The concept of a "smart" neighbourhood in Toronto designed with cutting edge technology made by an internet giant is a thrilling idea for some, but a concern for others.
Waterfront Toronto announced this week it will partner with Sidewalk Labs, a sister company of Google, to develop the east waterfront — a mostly derelict former industrial space on the shore of Lake Ontario, south of Parliament Street.
Dan Doctoroff, the company's CEO and former deputy mayor of New York City, says the company will spend the next year coming up with a plan that will create affordable housing, put new technology like autonomous vehicles front and centre, while being the city's greenest development.
'It has to be good enough for Toronto. And it has to meet certain standards as far as jobs and land use are concerned.' - Coun. Paula Fletcher
"We are convinced that we can dramatically lower the cost of living," he told CBC Radio's Metro Morning.
But the proposals also raise serious questions about the public's privacy in a neighbourhood that would be full of cameras and sensors, as well as how the new designs would actually get built.
"They have no permission to build anything," said Coun. Paula Fletcher, who has been heavily-involved in plans to redevelop the nearby Port Lands.
Fletcher says she's looking forward to seeing the ideas Sidewalk comes up with following a year's work and a series of public consultations, but warns they'll be held to a high standard.
"It has to be good enough for Toronto.

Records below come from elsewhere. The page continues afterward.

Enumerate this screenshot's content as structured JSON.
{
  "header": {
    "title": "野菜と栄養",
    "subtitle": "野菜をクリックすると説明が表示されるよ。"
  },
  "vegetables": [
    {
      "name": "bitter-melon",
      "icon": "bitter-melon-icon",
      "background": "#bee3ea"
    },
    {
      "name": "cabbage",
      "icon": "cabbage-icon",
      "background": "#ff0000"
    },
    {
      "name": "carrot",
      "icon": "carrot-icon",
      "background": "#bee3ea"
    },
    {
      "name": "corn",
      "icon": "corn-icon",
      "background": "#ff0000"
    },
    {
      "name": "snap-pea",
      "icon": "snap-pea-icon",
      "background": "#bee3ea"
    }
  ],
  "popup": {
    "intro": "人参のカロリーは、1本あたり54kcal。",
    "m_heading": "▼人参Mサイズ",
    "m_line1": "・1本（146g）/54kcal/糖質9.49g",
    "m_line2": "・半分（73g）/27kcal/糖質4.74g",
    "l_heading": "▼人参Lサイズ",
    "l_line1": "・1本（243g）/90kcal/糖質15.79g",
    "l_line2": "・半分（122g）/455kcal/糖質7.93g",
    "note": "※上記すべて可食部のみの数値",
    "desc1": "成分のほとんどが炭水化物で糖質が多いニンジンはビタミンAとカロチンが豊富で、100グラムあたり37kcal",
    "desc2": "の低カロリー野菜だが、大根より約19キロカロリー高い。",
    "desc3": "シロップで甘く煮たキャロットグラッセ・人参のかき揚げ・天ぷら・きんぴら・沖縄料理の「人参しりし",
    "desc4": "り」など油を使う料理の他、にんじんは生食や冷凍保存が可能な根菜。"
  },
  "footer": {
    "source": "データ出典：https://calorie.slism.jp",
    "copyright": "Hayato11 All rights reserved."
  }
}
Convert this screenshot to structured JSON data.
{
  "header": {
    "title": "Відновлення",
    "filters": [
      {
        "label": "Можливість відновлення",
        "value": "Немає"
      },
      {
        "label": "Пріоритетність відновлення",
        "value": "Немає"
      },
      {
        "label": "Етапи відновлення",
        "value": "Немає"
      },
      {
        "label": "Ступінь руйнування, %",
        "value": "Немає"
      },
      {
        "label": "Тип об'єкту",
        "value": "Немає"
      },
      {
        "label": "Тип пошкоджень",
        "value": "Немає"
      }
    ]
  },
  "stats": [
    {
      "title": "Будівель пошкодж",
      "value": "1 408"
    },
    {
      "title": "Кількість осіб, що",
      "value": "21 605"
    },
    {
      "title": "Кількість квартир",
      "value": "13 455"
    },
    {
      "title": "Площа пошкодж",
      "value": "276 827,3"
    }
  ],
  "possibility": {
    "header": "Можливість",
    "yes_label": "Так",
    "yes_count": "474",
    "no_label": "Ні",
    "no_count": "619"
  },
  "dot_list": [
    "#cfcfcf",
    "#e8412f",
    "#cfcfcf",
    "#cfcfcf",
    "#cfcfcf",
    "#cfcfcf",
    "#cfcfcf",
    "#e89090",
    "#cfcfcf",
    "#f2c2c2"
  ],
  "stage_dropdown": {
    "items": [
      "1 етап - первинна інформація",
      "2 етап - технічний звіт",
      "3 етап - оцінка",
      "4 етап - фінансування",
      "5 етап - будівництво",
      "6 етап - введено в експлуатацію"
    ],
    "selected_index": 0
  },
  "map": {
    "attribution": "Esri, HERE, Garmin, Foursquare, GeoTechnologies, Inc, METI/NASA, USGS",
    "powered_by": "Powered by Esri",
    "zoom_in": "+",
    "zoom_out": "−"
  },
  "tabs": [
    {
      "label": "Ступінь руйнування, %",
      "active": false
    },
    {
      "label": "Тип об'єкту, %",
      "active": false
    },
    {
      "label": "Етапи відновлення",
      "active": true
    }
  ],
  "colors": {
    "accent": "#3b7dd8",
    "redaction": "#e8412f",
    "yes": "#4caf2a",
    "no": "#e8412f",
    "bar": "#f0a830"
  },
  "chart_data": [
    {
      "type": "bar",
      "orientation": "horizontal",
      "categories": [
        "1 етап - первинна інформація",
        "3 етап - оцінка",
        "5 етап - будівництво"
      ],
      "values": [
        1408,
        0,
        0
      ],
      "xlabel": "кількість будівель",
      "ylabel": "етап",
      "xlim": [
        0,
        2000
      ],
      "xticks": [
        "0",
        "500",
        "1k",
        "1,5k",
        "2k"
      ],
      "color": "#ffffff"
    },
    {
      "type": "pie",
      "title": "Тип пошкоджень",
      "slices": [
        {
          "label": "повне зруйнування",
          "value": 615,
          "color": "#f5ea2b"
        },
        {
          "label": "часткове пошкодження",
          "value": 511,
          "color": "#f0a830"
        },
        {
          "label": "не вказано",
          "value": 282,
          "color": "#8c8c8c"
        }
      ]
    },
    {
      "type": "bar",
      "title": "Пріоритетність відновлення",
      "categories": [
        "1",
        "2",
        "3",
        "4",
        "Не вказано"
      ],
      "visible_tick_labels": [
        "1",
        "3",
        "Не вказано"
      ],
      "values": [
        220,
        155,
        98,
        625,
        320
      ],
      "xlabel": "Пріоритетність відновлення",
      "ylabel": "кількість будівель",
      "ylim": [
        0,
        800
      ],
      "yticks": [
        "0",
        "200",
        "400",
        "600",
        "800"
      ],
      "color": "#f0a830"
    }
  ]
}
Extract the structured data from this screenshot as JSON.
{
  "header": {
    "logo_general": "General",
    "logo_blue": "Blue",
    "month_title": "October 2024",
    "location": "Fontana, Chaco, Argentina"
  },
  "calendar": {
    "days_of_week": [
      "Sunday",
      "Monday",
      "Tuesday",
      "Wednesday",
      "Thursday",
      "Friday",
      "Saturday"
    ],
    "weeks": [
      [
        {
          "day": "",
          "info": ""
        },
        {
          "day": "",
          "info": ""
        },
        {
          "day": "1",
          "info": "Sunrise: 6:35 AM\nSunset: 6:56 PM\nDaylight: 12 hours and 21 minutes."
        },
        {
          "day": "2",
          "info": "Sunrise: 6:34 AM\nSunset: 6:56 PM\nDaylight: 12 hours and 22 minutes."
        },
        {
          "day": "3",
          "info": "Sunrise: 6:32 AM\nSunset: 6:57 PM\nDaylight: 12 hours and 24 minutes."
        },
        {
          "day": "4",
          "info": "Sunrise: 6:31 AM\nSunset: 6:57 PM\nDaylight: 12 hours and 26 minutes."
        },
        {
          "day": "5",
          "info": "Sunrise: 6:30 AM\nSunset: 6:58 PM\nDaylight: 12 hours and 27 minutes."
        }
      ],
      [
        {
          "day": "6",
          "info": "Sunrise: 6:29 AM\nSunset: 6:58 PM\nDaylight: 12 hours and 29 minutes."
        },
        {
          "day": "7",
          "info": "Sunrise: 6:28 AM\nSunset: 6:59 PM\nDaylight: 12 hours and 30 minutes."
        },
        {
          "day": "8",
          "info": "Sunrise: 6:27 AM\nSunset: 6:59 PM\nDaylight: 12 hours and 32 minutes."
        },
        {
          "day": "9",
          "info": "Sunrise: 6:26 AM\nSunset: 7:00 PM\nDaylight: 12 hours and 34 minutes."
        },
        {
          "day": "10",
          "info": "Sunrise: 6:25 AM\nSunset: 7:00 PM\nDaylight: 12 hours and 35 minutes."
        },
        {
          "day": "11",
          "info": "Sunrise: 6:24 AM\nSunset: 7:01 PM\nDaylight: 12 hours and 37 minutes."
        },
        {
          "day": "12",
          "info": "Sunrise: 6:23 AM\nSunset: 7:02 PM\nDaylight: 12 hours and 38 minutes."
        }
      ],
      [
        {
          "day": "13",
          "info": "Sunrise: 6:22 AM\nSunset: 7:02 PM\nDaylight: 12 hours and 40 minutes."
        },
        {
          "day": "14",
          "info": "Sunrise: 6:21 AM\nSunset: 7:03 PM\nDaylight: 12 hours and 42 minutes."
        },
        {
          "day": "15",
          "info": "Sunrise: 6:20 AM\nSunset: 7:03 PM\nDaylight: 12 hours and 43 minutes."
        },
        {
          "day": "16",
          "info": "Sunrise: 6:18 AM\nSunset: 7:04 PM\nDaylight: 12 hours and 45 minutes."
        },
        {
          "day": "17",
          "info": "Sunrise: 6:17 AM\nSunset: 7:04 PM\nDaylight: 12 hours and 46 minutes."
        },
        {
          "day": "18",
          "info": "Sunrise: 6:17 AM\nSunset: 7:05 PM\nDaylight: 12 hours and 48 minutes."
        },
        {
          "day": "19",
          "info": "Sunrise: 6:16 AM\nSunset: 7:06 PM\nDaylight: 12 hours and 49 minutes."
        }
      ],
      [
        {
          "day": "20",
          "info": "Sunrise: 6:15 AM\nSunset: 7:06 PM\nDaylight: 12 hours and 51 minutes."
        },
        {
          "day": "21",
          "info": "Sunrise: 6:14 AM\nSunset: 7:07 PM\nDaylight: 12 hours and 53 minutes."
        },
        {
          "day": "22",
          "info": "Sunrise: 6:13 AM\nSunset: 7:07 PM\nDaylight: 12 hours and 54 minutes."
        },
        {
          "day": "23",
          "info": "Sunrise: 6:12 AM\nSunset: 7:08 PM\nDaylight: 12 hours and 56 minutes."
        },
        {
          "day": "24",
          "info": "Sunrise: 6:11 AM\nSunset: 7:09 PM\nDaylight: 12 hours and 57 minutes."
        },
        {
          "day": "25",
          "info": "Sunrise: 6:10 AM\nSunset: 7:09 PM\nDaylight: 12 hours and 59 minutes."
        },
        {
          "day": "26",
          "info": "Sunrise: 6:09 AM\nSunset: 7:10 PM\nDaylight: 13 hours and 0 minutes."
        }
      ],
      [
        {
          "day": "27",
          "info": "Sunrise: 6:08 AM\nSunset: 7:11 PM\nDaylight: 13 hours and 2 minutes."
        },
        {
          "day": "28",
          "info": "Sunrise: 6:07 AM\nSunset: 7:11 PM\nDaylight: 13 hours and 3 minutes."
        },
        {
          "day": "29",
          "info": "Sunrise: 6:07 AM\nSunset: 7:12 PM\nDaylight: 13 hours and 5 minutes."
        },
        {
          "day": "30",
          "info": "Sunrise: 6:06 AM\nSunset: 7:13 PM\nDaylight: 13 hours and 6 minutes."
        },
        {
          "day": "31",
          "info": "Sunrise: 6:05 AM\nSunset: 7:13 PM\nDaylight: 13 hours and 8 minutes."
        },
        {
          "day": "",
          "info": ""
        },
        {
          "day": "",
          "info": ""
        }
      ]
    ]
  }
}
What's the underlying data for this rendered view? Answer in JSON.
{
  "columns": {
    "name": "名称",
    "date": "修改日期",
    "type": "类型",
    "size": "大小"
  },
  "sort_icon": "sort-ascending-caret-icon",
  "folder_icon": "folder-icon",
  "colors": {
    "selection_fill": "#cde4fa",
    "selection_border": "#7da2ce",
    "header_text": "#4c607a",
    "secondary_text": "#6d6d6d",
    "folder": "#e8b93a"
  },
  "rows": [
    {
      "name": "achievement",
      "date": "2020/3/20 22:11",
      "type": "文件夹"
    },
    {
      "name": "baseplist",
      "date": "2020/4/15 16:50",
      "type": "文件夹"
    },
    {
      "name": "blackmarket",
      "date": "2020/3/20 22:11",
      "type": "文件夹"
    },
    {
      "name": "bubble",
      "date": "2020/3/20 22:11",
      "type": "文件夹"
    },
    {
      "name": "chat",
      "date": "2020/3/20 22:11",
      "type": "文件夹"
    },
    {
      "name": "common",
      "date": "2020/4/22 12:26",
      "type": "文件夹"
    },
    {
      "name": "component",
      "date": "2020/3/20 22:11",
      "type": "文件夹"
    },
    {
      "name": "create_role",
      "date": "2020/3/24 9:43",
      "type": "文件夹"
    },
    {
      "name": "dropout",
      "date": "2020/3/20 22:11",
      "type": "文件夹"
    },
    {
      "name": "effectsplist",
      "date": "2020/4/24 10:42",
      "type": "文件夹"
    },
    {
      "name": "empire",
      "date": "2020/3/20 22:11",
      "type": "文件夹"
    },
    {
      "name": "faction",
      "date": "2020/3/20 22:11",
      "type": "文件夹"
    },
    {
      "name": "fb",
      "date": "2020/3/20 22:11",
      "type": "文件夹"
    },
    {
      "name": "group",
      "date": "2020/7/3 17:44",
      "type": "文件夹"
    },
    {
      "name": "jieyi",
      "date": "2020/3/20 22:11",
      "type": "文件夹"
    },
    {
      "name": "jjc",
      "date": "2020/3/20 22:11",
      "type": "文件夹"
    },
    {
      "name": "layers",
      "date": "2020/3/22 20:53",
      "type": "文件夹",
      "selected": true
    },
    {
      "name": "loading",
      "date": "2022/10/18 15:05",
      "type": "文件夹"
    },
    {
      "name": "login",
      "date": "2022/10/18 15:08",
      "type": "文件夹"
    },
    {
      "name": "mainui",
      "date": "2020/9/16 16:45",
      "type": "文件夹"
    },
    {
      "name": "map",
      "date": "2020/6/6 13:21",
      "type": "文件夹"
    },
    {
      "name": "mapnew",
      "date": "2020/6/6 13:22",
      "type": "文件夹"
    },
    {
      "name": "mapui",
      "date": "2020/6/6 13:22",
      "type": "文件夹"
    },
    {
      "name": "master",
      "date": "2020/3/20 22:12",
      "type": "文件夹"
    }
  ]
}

And it has to meet certain standards as far as jobs and land use are concerned," she said.
What does Google know that the city doesn't?
Martin Kenney, a professor of community and regional development at the University of California at Davis, says Sidewalk has some advantages when it comes to building a brand new community — including, yes, a lot of money (the company will pay $50 million US just to do the planning work).
Kenney co-wrote an article called "The Rise of the Platform Economy" last year, outlining the changes tech giants like Google, Facebook and Amazon are making in the world.
"We are in the midst of a reorganization of our economy in which the platform owners are seemingly developing power that may be even more formidable than was that of the factory owners in the early industrial revolution," Kenney writes in the article.
Reached by phone, Kenney says Toronto will need to be careful when it comes to making a potential deal with Sidewalk, especially because as the first place to partner on such a large development, this sets a precedent for other cities.
Meanwhile, he says it's fairly clear what Google's after.
"To get the data of a community… could be very powerful," Kenney says, adding that even extends to the planning process.
Google, he explains, is all about learning. The chance to gather information as it moves its ideas into a plan that will be put before the public, he said, could be worth the investment alone.
City shouldn't 'take our eyes off' Sidewalk's plans
Waterfront Toronto's outline of the project states that the city is at a "crossroads" and lists the following challenges — climate change, providing housing for all sorts of people, and job creation.
Yesterday @WaterfrontTO announced partnership with @sidewalklabs to build a technologically cutting-edge neighbourhood on one of North America's largest underdeveloped urban land. pic.twitter.com/GzjghhByZ3— @JohnTory
Sean Meagher, executive director of Social Planning Toronto, says the city should be doing this work, Google or not.
He says the concept is "super exciting," but urges the city and public to watch Sidewalk's proposals closely.
"Let's make sure we don't take our eyes off protecting the public interest," he said.
Meagher says while data can be a powerful tool to help develop communities, Sidewalk should also make sure it considers the "real lived experience" of those in the area.
Doctoroff is vowing Sidewalk's work won't be a "top down" development. The organization's first public consultation is set for Nov. 1.